Treatment will rely upon your youngster’s side effects, age, and general wellbeing. It will likewise rely upon how serious the condition is. The goal of treating is to improve the appearance of the skin and reduce the chance of scarring. Treatment will include gentle and regular skincare. A health care provider may advise your child:
- Over-the-counter cleansers, creams, lotions, gels, or other products
- Skin-to-skin (topical) or oral (oral) prescriptions
- Other treatments or procedures, such as laser therapy, light therapy, or chemical peels
- Drain a bag or inject it with the medicine
Topical medications are often prescribed to treat acne. They can be in the form of a cream, gel, lotion, or liquid. These may include:
- Benzoyl peroxide: This kills bacteria.
- Antibiotics: These help stop or slow the growth of bacteria. It also reduces inflammation.
- Tretinoin: This prevents new comedones from forming. It also encourages the growth of new skin cells and separates pimples.
- Adapalene: This helps prevent new comedones from forming.
Medicines to take orally may be prescribed, such as:
- Antibiotic medicines: These may include tetracycline, doxycycline, or erythromycin. They are utilized to get moderate extreme acne.
- Isotretinoin: This may be prescribed for severe acne that cannot be cured by other methods.
Complications are mainly related to the formation of a permanent scar and the development of a severe infection. Other complications are the social and psychological issues of self-esteem, depression, anxiety, and suicidal thoughts.
It may last for a long time or it may occur for a few days and then stop suddenly. However, early intervention and preventive advice may help reduce the development of severe acne. To prevent pimples in your child, here are some points you should remind your child:
- Keep reminding the child not to squeeze, pop, or pick up pimples and pimples. This spreads infection and increases the chances of permanent scarring.
- Work with your doctor when over-the-counter medications are not effective in treatment.
- Go for counseling when you feel the child is emotionally affected by the condition.

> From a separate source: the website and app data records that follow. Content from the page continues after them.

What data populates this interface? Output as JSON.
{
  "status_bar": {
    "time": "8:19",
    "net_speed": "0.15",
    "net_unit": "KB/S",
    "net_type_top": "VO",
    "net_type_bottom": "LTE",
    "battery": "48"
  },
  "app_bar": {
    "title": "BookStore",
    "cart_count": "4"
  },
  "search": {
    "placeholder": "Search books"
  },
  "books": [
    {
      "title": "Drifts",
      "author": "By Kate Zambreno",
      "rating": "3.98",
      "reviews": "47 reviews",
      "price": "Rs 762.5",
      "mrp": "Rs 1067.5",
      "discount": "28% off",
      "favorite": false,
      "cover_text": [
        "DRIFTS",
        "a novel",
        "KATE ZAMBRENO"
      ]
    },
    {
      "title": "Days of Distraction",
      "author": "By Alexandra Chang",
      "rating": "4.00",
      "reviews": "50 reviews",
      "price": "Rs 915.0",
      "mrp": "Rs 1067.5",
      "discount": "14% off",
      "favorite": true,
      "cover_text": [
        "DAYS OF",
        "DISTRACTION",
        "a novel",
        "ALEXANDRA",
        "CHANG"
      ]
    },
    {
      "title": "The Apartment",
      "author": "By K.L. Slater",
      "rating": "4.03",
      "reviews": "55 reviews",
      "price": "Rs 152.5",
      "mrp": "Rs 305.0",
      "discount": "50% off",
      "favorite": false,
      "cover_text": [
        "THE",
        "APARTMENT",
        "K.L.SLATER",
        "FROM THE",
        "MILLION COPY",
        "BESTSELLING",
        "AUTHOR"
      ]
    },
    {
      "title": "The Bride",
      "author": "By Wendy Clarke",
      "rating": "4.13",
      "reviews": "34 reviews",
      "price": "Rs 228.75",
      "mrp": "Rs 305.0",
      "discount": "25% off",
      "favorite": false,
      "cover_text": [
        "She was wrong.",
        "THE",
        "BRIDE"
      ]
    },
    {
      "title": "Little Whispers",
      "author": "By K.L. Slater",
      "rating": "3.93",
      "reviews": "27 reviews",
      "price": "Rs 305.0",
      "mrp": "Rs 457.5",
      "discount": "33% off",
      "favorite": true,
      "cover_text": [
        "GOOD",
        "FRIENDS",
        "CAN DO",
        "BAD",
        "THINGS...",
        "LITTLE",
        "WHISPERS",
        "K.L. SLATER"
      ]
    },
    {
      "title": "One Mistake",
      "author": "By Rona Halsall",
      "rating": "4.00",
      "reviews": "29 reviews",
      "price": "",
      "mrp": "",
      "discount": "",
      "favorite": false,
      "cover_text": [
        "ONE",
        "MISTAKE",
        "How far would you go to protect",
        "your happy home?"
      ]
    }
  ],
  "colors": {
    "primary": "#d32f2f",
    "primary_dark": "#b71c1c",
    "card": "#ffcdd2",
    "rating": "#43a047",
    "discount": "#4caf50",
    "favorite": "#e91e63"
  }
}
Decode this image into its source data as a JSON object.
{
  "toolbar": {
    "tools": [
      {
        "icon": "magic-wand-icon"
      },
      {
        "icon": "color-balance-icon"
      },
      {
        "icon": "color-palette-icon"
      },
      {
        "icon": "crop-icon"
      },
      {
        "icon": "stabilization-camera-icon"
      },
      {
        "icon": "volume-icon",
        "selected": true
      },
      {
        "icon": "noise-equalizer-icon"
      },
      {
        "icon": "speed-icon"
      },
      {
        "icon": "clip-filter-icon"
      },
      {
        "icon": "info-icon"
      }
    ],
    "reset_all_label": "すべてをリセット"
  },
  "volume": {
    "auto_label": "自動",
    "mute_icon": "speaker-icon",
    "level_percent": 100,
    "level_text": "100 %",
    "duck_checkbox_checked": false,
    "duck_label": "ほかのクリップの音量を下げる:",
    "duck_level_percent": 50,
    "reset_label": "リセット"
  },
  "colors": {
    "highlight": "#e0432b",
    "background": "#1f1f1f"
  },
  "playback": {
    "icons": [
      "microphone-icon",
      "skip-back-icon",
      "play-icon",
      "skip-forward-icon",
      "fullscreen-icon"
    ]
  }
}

- Consider dermatologists who specialize in treating severe acne.
- Stop treatment slowly, do not stop if acne marks persist.
- Agree with your baby on gentle and regular skincare.